The last two strakes, are called the sheerstrakes as they mark the sheer line of the boat’s profile. The month of December has been colder than usual and so the progress has been arrested a little as I waited for the weather windows when the temperature is above 5°C or close enough so that the epoxy will set.
I was able to get the starboard sheerstrake glued early in December, but the port Sheerstrake had to wait for the Christmas break.
Starboard strake no. 7
Once the glue set for the port side I was able to declare the hull complete. Tradition has it that the occasion is celebrated with with a little whiskey.
Next up is the planing of the bow and stern stems so that I can glue the outer stem pieces I made earlier.
Today I started on the beveling of the landing for the sixth strakes. Before starting I laid them up in place to see how they landed and mark where I’ll cut the gains on the ends.

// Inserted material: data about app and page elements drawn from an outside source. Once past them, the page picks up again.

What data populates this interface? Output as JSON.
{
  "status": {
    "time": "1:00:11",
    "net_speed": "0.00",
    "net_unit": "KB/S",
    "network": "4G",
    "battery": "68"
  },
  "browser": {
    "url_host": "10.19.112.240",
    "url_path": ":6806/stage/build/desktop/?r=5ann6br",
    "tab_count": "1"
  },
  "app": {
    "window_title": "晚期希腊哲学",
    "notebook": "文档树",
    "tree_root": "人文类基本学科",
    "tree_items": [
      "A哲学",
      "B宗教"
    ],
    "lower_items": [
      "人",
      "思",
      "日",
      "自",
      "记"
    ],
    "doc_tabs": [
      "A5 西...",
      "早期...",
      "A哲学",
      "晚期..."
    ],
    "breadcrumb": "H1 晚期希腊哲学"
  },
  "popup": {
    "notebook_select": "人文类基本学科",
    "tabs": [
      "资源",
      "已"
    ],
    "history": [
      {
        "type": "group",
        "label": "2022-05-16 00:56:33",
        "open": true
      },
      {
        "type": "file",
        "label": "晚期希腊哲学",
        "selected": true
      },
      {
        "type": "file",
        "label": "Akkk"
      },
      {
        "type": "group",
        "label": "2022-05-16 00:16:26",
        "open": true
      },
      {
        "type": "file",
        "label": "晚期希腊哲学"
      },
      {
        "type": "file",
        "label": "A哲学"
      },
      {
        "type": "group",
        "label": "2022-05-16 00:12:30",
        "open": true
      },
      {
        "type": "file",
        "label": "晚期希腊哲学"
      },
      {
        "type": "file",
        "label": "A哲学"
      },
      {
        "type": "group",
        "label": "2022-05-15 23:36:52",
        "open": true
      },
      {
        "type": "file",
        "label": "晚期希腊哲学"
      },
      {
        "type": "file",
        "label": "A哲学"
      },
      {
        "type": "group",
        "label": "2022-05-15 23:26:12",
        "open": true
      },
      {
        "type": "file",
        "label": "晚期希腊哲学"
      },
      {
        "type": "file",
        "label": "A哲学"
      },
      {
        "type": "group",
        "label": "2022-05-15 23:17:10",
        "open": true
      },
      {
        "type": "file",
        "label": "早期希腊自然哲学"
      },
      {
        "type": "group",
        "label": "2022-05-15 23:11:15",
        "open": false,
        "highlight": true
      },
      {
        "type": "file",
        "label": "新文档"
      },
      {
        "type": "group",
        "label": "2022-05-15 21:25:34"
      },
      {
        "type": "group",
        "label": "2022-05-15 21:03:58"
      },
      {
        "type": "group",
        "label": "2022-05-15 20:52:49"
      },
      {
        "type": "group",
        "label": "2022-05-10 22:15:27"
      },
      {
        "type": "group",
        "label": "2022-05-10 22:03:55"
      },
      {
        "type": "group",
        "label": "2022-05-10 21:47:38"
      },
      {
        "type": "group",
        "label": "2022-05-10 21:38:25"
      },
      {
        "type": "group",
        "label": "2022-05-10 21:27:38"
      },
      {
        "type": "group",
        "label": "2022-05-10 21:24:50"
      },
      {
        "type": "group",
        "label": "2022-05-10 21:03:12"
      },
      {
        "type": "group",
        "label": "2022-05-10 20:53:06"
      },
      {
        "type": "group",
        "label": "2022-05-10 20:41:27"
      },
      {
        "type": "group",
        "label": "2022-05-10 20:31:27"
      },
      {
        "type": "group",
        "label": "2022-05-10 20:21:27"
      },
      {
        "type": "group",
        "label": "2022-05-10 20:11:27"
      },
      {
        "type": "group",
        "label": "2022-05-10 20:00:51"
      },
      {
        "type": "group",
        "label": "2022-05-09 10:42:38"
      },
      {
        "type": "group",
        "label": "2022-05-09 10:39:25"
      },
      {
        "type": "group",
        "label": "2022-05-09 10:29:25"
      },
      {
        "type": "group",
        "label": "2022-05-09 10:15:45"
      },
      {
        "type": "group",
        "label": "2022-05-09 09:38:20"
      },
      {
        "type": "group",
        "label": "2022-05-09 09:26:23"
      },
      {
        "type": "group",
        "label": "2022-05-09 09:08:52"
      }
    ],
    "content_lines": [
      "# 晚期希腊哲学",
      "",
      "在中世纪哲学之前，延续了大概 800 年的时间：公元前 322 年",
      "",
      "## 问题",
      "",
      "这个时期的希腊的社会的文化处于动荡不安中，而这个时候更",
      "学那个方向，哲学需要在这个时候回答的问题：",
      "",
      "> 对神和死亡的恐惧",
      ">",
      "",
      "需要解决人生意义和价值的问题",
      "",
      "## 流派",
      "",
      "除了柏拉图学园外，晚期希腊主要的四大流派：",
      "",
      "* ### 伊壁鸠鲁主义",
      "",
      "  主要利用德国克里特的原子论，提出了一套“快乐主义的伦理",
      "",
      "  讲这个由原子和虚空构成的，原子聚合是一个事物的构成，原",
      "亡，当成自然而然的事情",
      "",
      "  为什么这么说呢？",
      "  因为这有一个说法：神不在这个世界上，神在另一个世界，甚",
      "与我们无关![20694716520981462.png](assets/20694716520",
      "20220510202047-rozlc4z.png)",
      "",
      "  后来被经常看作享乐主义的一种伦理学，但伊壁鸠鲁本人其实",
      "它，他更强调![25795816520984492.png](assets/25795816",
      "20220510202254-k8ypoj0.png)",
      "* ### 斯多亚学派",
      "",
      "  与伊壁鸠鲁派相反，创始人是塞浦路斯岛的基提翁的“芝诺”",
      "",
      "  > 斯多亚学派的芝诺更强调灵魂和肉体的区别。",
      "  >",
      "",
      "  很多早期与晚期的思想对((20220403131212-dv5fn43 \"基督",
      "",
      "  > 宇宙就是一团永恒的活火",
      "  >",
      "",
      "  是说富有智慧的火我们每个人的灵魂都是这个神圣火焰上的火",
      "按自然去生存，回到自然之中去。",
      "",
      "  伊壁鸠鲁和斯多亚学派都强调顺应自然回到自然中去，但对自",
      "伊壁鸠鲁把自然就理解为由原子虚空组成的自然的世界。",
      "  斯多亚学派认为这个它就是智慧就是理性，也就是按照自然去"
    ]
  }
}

It also feels good to get a preview of what it will look like.
I was able to include my children with the removal of the clamps after it was glued up and they participated in roughing in the seventh strake on the starboard side.
I’ll close this post with a little video of my daughter helping me with the removal of the clamps.
Projects, images, and ideas for my little piece of the internet